Filled with messages from Thee.

Take my silver and my gold;
Not a mite would I withhold.
Take my intellect, and use
Every power as Thou shalt choose.

Take my will, and make it Thine;
It shall be no longer mine.
Take my heart, it is Thine own;
It shall be Thy royal throne.

Take my love; my Lord, I pour
At Thy feet its treasure-store.
Take myself, and I will be
Ever, only, all for Thee.[5]

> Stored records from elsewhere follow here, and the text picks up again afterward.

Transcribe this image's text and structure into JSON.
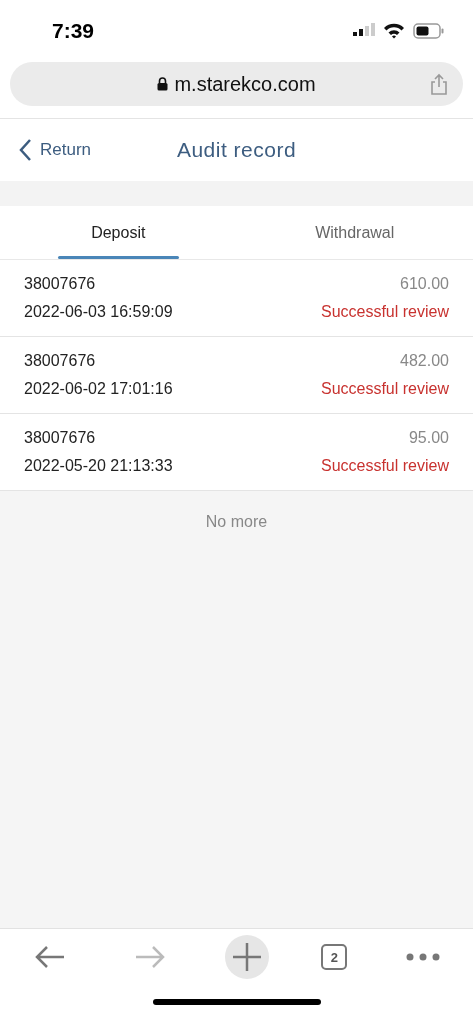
{
  "status_bar": {
    "time": "7:39"
  },
  "address_bar": {
    "url": "m.starekco.com"
  },
  "header": {
    "back_label": "Return",
    "title": "Audit record"
  },
  "tabs": [
    {
      "label": "Deposit",
      "selected": true
    },
    {
      "label": "Withdrawal",
      "selected": false
    }
  ],
  "records": [
    {
      "id": "38007676",
      "amount": "610.00",
      "time": "2022-06-03 16:59:09",
      "status": "Successful review"
    },
    {
      "id": "38007676",
      "amount": "482.00",
      "time": "2022-06-02 17:01:16",
      "status": "Successful review"
    },
    {
      "id": "38007676",
      "amount": "95.00",
      "time": "2022-05-20 21:13:33",
      "status": "Successful review"
    }
  ],
  "end_message": "No more",
  "toolbar": [
    {
      "kind": "back",
      "disabled": false
    },
    {
      "kind": "forward",
      "disabled": true
    },
    {
      "kind": "new-tab",
      "disabled": false
    },
    {
      "kind": "tabs",
      "label": "2",
      "disabled": false
    },
    {
      "kind": "more",
      "disabled": false
    }
  ]
}
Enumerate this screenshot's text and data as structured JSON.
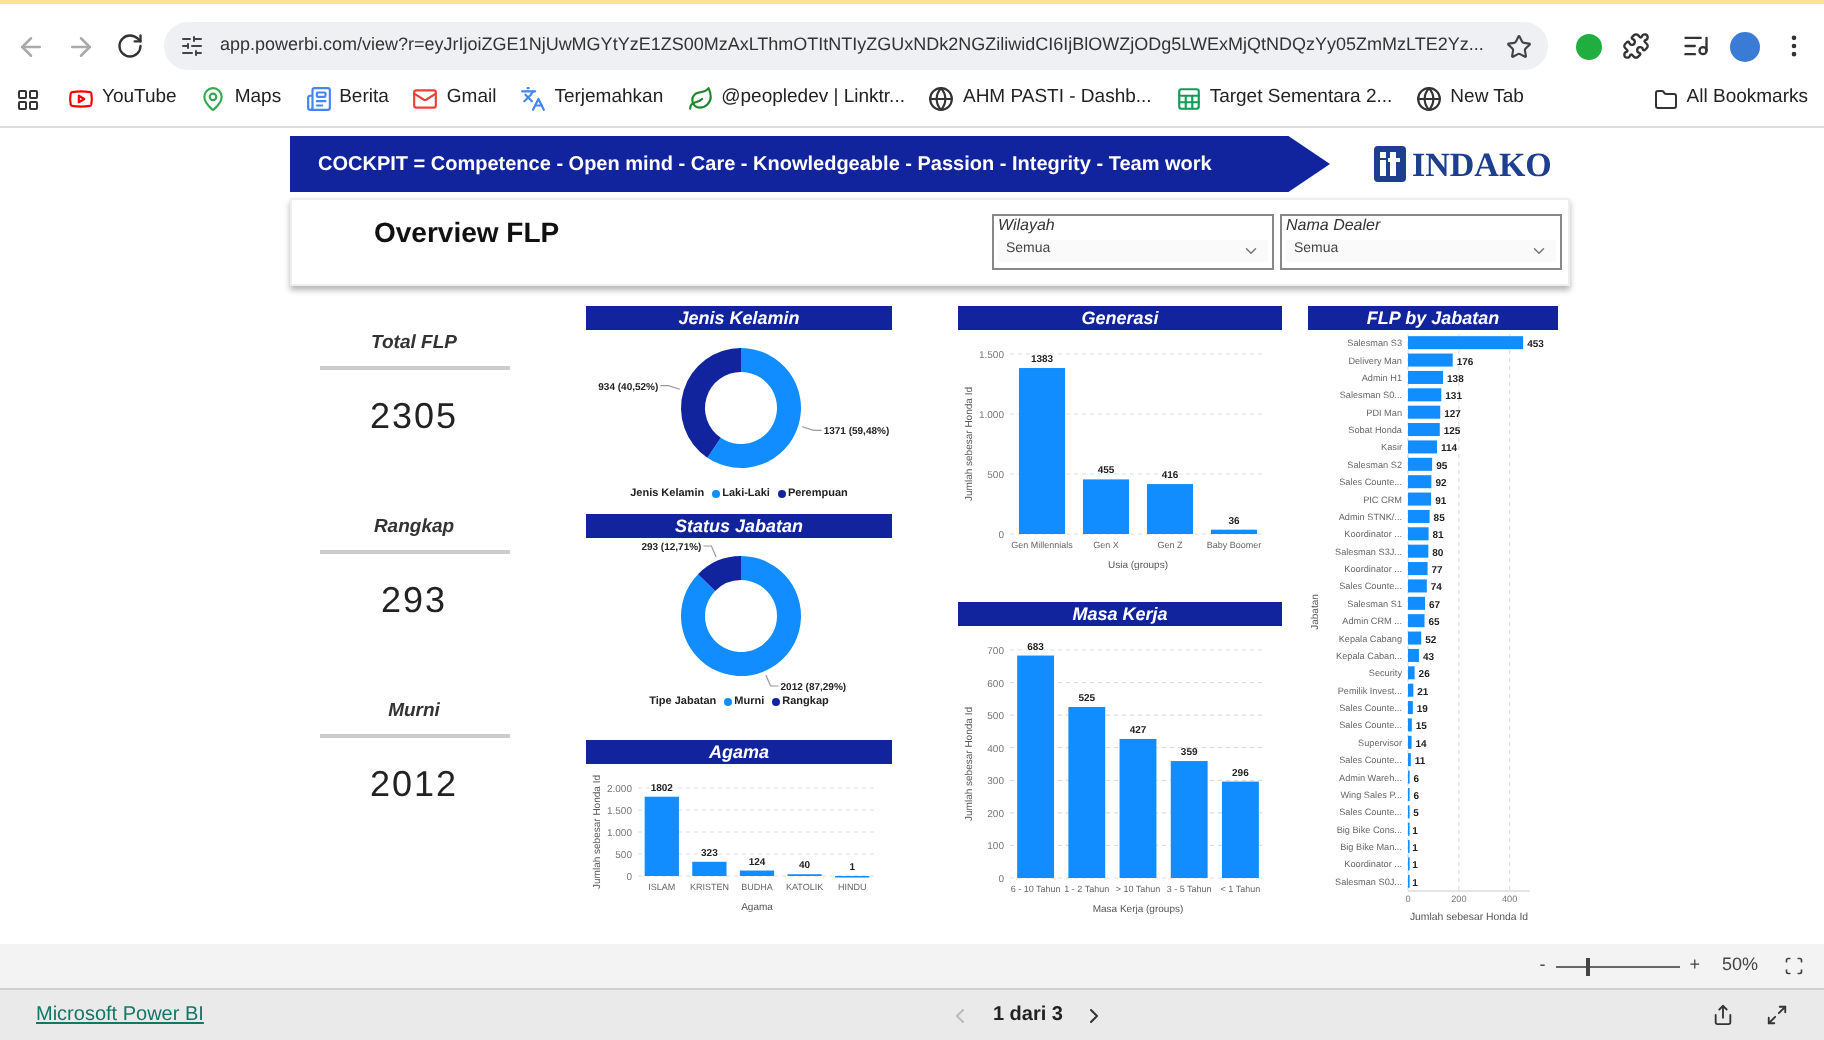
{
  "browser": {
    "url": "app.powerbi.com/view?r=eyJrIjoiZGE1NjUwMGYtYzE1ZS00MzAxLThmOTItNTIyZGUxNDk2NGZiliwidCI6IjBlOWZjODg5LWExMjQtNDQzYy05ZmMzLTE2Yz...",
    "bookmarks": [
      {
        "label": "YouTube",
        "kind": "youtube"
      },
      {
        "label": "Maps",
        "kind": "maps"
      },
      {
        "label": "Berita",
        "kind": "news"
      },
      {
        "label": "Gmail",
        "kind": "gmail"
      },
      {
        "label": "Terjemahkan",
        "kind": "translate"
      },
      {
        "label": "@peopledev | Linktr...",
        "kind": "linktree"
      },
      {
        "label": "AHM PASTI - Dashb...",
        "kind": "globe"
      },
      {
        "label": "Target Sementara 2...",
        "kind": "sheets"
      },
      {
        "label": "New Tab",
        "kind": "globe"
      }
    ],
    "all_bookmarks": "All Bookmarks"
  },
  "banner": {
    "text": "COCKPIT =  Competence - Open mind - Care - Knowledgeable - Passion - Integrity - Team work",
    "logo": "INDAKO"
  },
  "page_title": "Overview FLP",
  "slicers": [
    {
      "label": "Wilayah",
      "value": "Semua"
    },
    {
      "label": "Nama Dealer",
      "value": "Semua"
    }
  ],
  "kpis": [
    {
      "label": "Total FLP",
      "value": "2305"
    },
    {
      "label": "Rangkap",
      "value": "293"
    },
    {
      "label": "Murni",
      "value": "2012"
    }
  ],
  "jenis_kelamin": {
    "legend_title": "Jenis Kelamin",
    "chart_data": {
      "type": "donut",
      "title": "Jenis Kelamin",
      "categories": [
        "Laki-Laki",
        "Perempuan"
      ],
      "values": [
        1371,
        934
      ],
      "colors": [
        "#118dff",
        "#12239e"
      ],
      "value_labels": [
        "1371 (59,48%)",
        "934 (40,52%)"
      ]
    }
  },
  "status_jabatan": {
    "legend_title": "Tipe Jabatan",
    "chart_data": {
      "type": "donut",
      "title": "Status Jabatan",
      "categories": [
        "Murni",
        "Rangkap"
      ],
      "values": [
        2012,
        293
      ],
      "colors": [
        "#118dff",
        "#12239e"
      ],
      "value_labels": [
        "2012 (87,29%)",
        "293 (12,71%)"
      ]
    }
  },
  "agama": {
    "chart_data": {
      "type": "bar",
      "title": "Agama",
      "xlabel": "Agama",
      "ylabel": "Jumlah sebesar Honda Id",
      "categories": [
        "ISLAM",
        "KRISTEN",
        "BUDHA",
        "KATOLIK",
        "HINDU"
      ],
      "series": [
        {
          "color": "#118dff",
          "values": [
            1802,
            323,
            124,
            40,
            1
          ]
        }
      ],
      "ylim": [
        0,
        2000
      ],
      "yticks": [
        0,
        500,
        {
          "value": 1000,
          "label": "1.000"
        },
        {
          "value": 1500,
          "label": "1.500"
        },
        {
          "value": 2000,
          "label": "2.000"
        }
      ],
      "grid": true,
      "data_labels": true
    }
  },
  "generasi": {
    "chart_data": {
      "type": "bar",
      "title": "Generasi",
      "xlabel": "Usia (groups)",
      "ylabel": "Jumlah sebesar Honda Id",
      "categories": [
        "Gen Millennials",
        "Gen X",
        "Gen Z",
        "Baby Boomer"
      ],
      "series": [
        {
          "color": "#118dff",
          "values": [
            1383,
            455,
            416,
            36
          ]
        }
      ],
      "ylim": [
        0,
        1500
      ],
      "yticks": [
        0,
        500,
        {
          "value": 1000,
          "label": "1.000"
        },
        {
          "value": 1500,
          "label": "1.500"
        }
      ],
      "grid": true,
      "data_labels": true
    }
  },
  "masa_kerja": {
    "chart_data": {
      "type": "bar",
      "title": "Masa Kerja",
      "xlabel": "Masa Kerja (groups)",
      "ylabel": "Jumlah sebesar Honda Id",
      "categories": [
        "6 - 10 Tahun",
        "1 - 2 Tahun",
        "> 10 Tahun",
        "3 - 5 Tahun",
        "< 1 Tahun"
      ],
      "series": [
        {
          "color": "#118dff",
          "values": [
            683,
            525,
            427,
            359,
            296
          ]
        }
      ],
      "ylim": [
        0,
        700
      ],
      "yticks": [
        0,
        100,
        200,
        300,
        400,
        500,
        600,
        700
      ],
      "grid": true,
      "data_labels": true
    }
  },
  "flp_by_jabatan": {
    "chart_data": {
      "type": "bar",
      "orientation": "horizontal",
      "title": "FLP by Jabatan",
      "xlabel": "Jumlah sebesar Honda Id",
      "ylabel": "Jabatan",
      "categories": [
        "Salesman S3",
        "Delivery Man",
        "Admin H1",
        "Salesman S0...",
        "PDI Man",
        "Sobat Honda",
        "Kasir",
        "Salesman S2",
        "Sales Counte...",
        "PIC CRM",
        "Admin STNK/...",
        "Koordinator ...",
        "Salesman S3J...",
        "Koordinator ...",
        "Sales Counte...",
        "Salesman S1",
        "Admin CRM ...",
        "Kepala Cabang",
        "Kepala Caban...",
        "Security",
        "Pemilik Invest...",
        "Sales Counte...",
        "Sales Counte...",
        "Supervisor",
        "Sales Counte...",
        "Admin Wareh...",
        "Wing Sales P...",
        "Sales Counte...",
        "Big Bike Cons...",
        "Big Bike Man...",
        "Koordinator ...",
        "Salesman S0J..."
      ],
      "series": [
        {
          "color": "#118dff",
          "values": [
            453,
            176,
            138,
            131,
            127,
            125,
            114,
            95,
            92,
            91,
            85,
            81,
            80,
            77,
            74,
            67,
            65,
            52,
            43,
            26,
            21,
            19,
            15,
            14,
            11,
            6,
            6,
            5,
            1,
            1,
            1,
            1
          ]
        }
      ],
      "xlim": [
        0,
        480
      ],
      "xticks": [
        0,
        200,
        400
      ],
      "grid": true,
      "data_labels": true
    }
  },
  "zoom": {
    "minus": "-",
    "plus": "+",
    "level": 0.25,
    "reading": "50%"
  },
  "footer": {
    "brand": "Microsoft Power BI",
    "page": "1 dari 3"
  }
}
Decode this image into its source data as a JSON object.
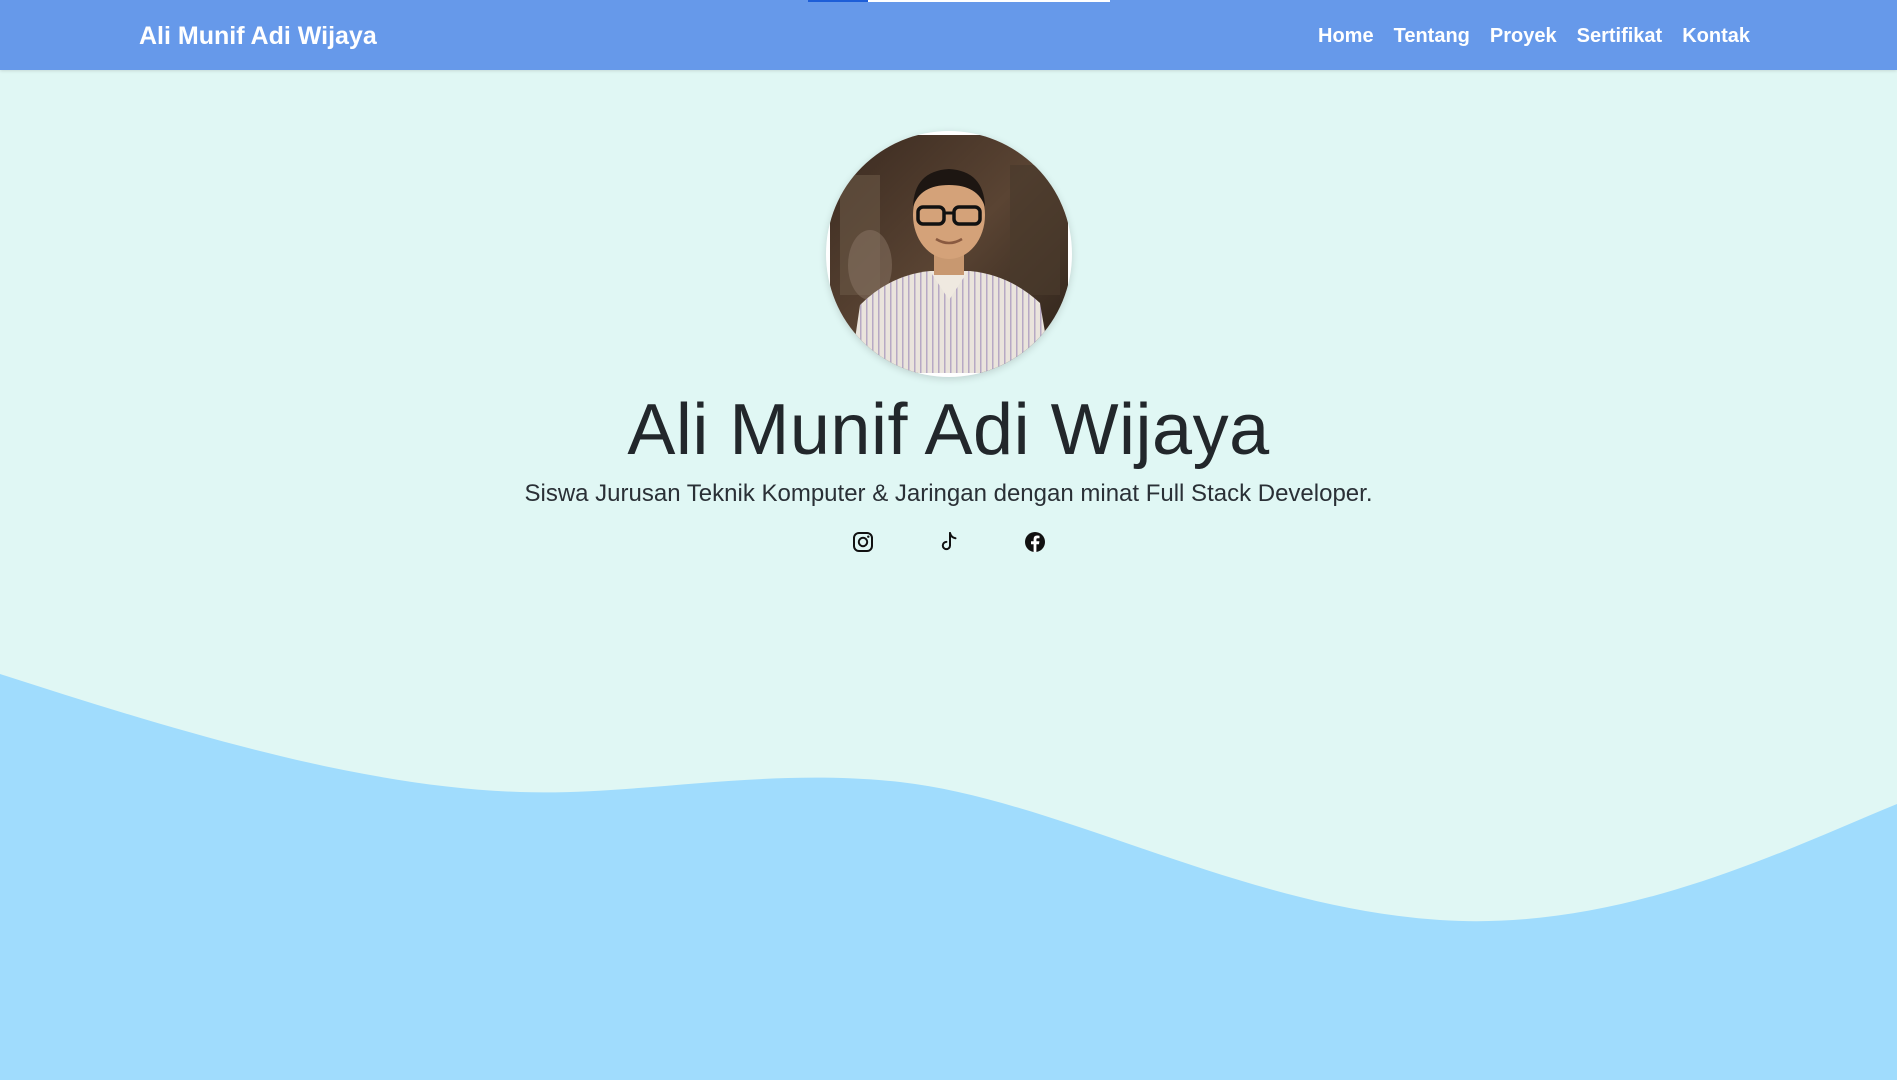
{
  "header": {
    "brand": "Ali Munif Adi Wijaya",
    "nav": [
      {
        "label": "Home"
      },
      {
        "label": "Tentang"
      },
      {
        "label": "Proyek"
      },
      {
        "label": "Sertifikat"
      },
      {
        "label": "Kontak"
      }
    ]
  },
  "hero": {
    "name": "Ali Munif Adi Wijaya",
    "subtitle": "Siswa Jurusan Teknik Komputer & Jaringan dengan minat Full Stack Developer.",
    "social": [
      {
        "icon": "instagram-icon"
      },
      {
        "icon": "tiktok-icon"
      },
      {
        "icon": "facebook-icon"
      }
    ]
  },
  "colors": {
    "navbar": "#6699ea",
    "background": "#e0f7f4",
    "wave": "#a0dcfd",
    "text": "#22272b"
  }
}
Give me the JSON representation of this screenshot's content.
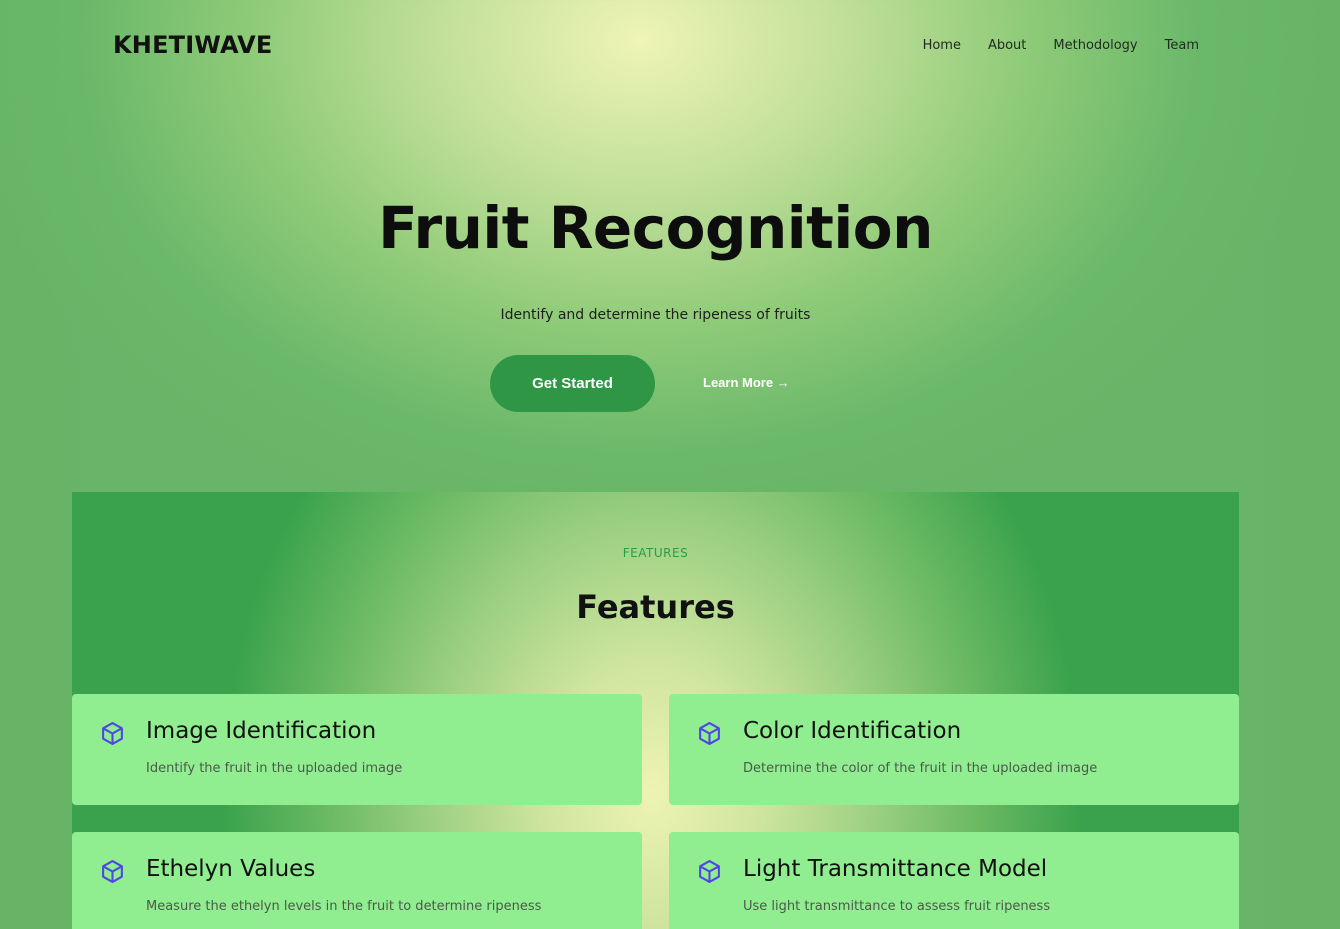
{
  "header": {
    "logo": "KHETIWAVE",
    "nav": [
      "Home",
      "About",
      "Methodology",
      "Team"
    ]
  },
  "hero": {
    "title": "Fruit Recognition",
    "subtitle": "Identify and determine the ripeness of fruits",
    "primary_button": "Get Started",
    "secondary_link": "Learn More →"
  },
  "features": {
    "eyebrow": "FEATURES",
    "heading": "Features",
    "cards": [
      {
        "title": "Image Identification",
        "description": "Identify the fruit in the uploaded image",
        "icon": "cube-icon"
      },
      {
        "title": "Color Identification",
        "description": "Determine the color of the fruit in the uploaded image",
        "icon": "cube-icon"
      },
      {
        "title": "Ethelyn Values",
        "description": "Measure the ethelyn levels in the fruit to determine ripeness",
        "icon": "cube-icon"
      },
      {
        "title": "Light Transmittance Model",
        "description": "Use light transmittance to assess fruit ripeness",
        "icon": "cube-icon"
      }
    ]
  },
  "colors": {
    "accent_green": "#2e9645",
    "card_bg": "#90ee90",
    "icon_color": "#4f46e5"
  }
}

  • Ministry of Song (1870)
  • Take My Life and Let It Be (1874)
  • Under the Surface (1874)
  • The four happy days (1874)
  • Like a river glorious is God's perfect peace (1876)
  • Who Is on the Lord's Side? (1877)
  • Royal Commandments (1878)
  • O Merciful Redeemer
  • Loyal Responses (1878)
  • Kept for the Master's Use (1879) memoir
  • Life Chords (1880)
  • Royal Bounty (1877)
  • Little Pillows, or Goodnight Thoughts for the Little Ones (1880)
  • Morning bells, or, Waking thoughts for the little ones (1880)
  • Swiss Letters and Alpine Poems (1881) edited by J. M. Crane
  • Under His Shadow: the Last Poems of Frances Ridley Havergal (1881)
  • The Royal Invitation (1882)
  • Life Echoes (1883)
  • Poetical Works (1884) edited by M. V. G. Havergal and Frances Anna Shaw
  • Coming to the King (1886)
  • Jesus, Master, Whose I am Hymns of the Christian Life 1936
  • My King and His Service (1892)
  • Forget Me Nots of Promise, Text from Scripture and verses by Frances Ridley Havergal, Marcus Ward&Co.

Gallery[edit]

Book covers[edit]

Illustrations[edit]

See also[edit]

English women hymnwriters (18th to 19th-century)

References[edit]

  1. ^ a b c d e f g Julian 1892, p. 496.
  2. ^ Julian 1892, p. 497.
  3. ^ Julian 1892, p. 497-98.
  4. ^ A Guide and History of the Parish Church of St Peter. Astley, Worcestershire (2010), p. 20
  5. ^ Written February 4, 1874.

Attribution[edit]

Bibliography[edit]

  • Frances Ridley Havergal Janet Grierson, The Havergal Society, Worcester 1979 ISBN 0-9506544-0-X
  • Frances Ridley Havergal's Last Week (1879) Maria Vernon Graham Havergal
  • Memorials of Frances Ridley Havergal, by her Sister (1880) M. V. G. Havergal, including an autobiography
  • Florence Nightingale, Frances Ridley Havergal, Catherine Marsh, Mrs Ranyard (1885) Lizzie Alldridge
  • Frances Ridley Havergal: a full sketch of her life, (1904) Edward Davies
  • Women who have worked and won : the life-story of Mrs. Spurgeon, Mrs. Booth-Tucker, F.R. Havergal, and Pandita Ramabai (1904) Jennie Chappell
  • In Trouble and in Joy: Four Women Who Lived for God, (2004) Sharon James, ISBN 0-85234-584-4. Biographies of Margaret Baxter (1639–1681), Sarah Edwards (1710–1758), Anne Steele (1717–1778) and Frances Ridley Havergal
  • Francis Ridley Havergal - Opened Treasures : 366 Choice Meditations - Loizeaux Bros, New York, 1979

Further reading[edit]

  • Waite, Yvonne S. Take My Life: a Portrait of Frances Havergal. Collingswood, N.J.: The Bible for Today, [ca. 2000]. 25 p. N.B.: Transcript of a bio-dramatic text, for public recitation, about the life, religious piety, and accomplishments of this lady hymnist.

External links[edit]